Reclassified as medical category C3 (only suited for sedentary work), Arthur remained in England, going through a series of transfers, mainly with the Canadian Army Medical Corps. On 9 April 1917 he was awarded a Good Conduct Badge. In January of 1919 it was decided that Arthur be returned to Canada, arriving in St John, New Brunswick aboard the Grampian on 2 February. He was discharged from service as medically unfit for general service on 5 July 1919 in Winnipeg, Manitoba.
Both of Arthur’s brothers had settled in Winnipeg where Arthur remained for a while after the war. A Charles Piddock, listed as a patient at the Tuxedo Barracks Hospital for the 1921 census, was likely Arthur. According to his obituary, discharged from hospital in 1922, Arthur joined the Red Cross as engineer at the Soldiers’ Hospital at Winnipeg Beach, retiring in 1931 and moving to Kenora, Ontario in 1932. A 1935 Voters list indicated that he was living in nearby Jaffray/Hancock and working as a labourer at the Indian School. A 1945 list placed him as caretaker at the St Mary’s Indian School while in 1963 he was listed as general overseer at the CPR’s Devil’s Gap Lodge on Lake of the Woods. After the lodge was taken over by Doug and Pat Ford, Arthur continued to work there. By the time of a 1972 Voters list Arthur was retired and living on RR1, Rural Polling Division 117 Laurence Lake on the outskirts of Kenora as were the Fords. He was a life member of the Canadian Legion and adherent of the St Alban’s Cathedral in Kenora. His obituary noted that as a young boy he sang with the famous King’s College Chapel Choir in Cambridge. In later life Arthur moved into Birchwood Nursing Home in Kenora. ‘Tim, as he was affectionately called, was well known in the Kenora area, particularly at Devil’s Gap Lodge and to many Winnipeg summer residents by whom he was employed for many years.’ (Kenora Miner and News, 6 November 1981)

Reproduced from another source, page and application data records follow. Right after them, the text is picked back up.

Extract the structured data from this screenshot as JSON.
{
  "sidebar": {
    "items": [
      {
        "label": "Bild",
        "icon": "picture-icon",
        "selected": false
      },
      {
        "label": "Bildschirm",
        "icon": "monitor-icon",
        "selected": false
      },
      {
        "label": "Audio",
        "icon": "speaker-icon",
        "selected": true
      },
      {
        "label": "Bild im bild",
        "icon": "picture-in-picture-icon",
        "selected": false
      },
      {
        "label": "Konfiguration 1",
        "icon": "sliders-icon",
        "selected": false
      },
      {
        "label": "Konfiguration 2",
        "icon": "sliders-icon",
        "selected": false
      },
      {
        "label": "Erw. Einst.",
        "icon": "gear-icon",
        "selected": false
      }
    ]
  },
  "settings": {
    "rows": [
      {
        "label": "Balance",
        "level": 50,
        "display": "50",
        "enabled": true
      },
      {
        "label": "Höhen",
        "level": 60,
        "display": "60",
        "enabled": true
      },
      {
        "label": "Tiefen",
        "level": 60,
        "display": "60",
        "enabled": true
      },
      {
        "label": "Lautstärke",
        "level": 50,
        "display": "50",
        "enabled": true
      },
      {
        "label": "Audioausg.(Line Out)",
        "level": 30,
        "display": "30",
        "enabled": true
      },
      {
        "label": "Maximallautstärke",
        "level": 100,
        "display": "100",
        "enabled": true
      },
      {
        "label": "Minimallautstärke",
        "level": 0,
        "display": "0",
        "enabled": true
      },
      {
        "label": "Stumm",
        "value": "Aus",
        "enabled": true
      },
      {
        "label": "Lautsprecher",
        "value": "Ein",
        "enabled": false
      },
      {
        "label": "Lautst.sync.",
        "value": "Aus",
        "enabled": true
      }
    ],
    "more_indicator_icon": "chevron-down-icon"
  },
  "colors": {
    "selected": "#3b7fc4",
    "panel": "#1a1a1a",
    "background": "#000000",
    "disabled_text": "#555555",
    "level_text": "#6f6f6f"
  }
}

Arthur died on 2 November 1981 in the Lake of the Woods District Hospital in Kenora. He was predeceased by his mother Julia (1940, Cambridge), brothers Charles (1969) and Frederick (1978), both in Winnipeg, and his sister Florence (1976, Cambridge). (A brother Archie was also mentioned in his obituary although no records were found for him and he was not mentioned in either of his brothers’ obituaries.) Arthur was survived by his nephew Arthur in Winnipeg, nephew Charles Gentle of Almeda, and dear friends Doug and Pat Ford. Arthur is interred in an unmarked grave in the Lake of the Woods Cemetery in Kenora. Application is being made through the Last Post Fund for a military marker for him.
By Judy Stockham